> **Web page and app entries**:
□ □ □ □
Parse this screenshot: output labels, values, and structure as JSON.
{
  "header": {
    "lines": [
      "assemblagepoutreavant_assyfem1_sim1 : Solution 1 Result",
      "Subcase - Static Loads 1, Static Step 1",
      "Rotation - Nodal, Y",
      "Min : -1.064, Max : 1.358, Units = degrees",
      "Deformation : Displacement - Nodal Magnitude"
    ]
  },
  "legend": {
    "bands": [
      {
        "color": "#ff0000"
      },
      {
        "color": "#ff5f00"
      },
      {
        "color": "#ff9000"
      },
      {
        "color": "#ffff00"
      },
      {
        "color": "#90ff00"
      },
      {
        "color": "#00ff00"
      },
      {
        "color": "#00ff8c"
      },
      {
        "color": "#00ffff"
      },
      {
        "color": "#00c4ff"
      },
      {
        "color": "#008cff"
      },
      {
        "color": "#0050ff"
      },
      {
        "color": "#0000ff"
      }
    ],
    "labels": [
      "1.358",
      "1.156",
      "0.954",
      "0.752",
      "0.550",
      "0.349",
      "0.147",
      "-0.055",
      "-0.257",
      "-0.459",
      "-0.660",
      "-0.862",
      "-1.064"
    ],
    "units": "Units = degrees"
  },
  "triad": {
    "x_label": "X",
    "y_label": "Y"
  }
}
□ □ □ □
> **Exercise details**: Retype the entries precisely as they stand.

> **Answer to the exercise**:
Parse this screenshot: output labels, values, and structure as JSON.
{
  "header": {
    "lines": [
      "assemblagepoutreavant_assyfem1_sim1 : Solution 1 Result",
      "Subcase - Static Loads 1, Static Step 1",
      "Rotation - Nodal, Y",
      "Min : -1.064, Max : 1.358, Units = degrees",
      "Deformation : Displacement - Nodal Magnitude"
    ]
  },
  "legend": {
    "bands": [
      {
        "color": "#ff0000"
      },
      {
        "color": "#ff5f00"
      },
      {
        "color": "#ff9000"
      },
      {
        "color": "#ffff00"
      },
      {
        "color": "#90ff00"
      },
      {
        "color": "#00ff00"
      },
      {
        "color": "#00ff8c"
      },
      {
        "color": "#00ffff"
      },
      {
        "color": "#00c4ff"
      },
      {
        "color": "#008cff"
      },
      {
        "color": "#0050ff"
      },
      {
        "color": "#0000ff"
      }
    ],
    "labels": [
      "1.358",
      "1.156",
      "0.954",
      "0.752",
      "0.550",
      "0.349",
      "0.147",
      "-0.055",
      "-0.257",
      "-0.459",
      "-0.660",
      "-0.862",
      "-1.064"
    ],
    "units": "Units = degrees"
  },
  "triad": {
    "x_label": "X",
    "y_label": "Y"
  }
}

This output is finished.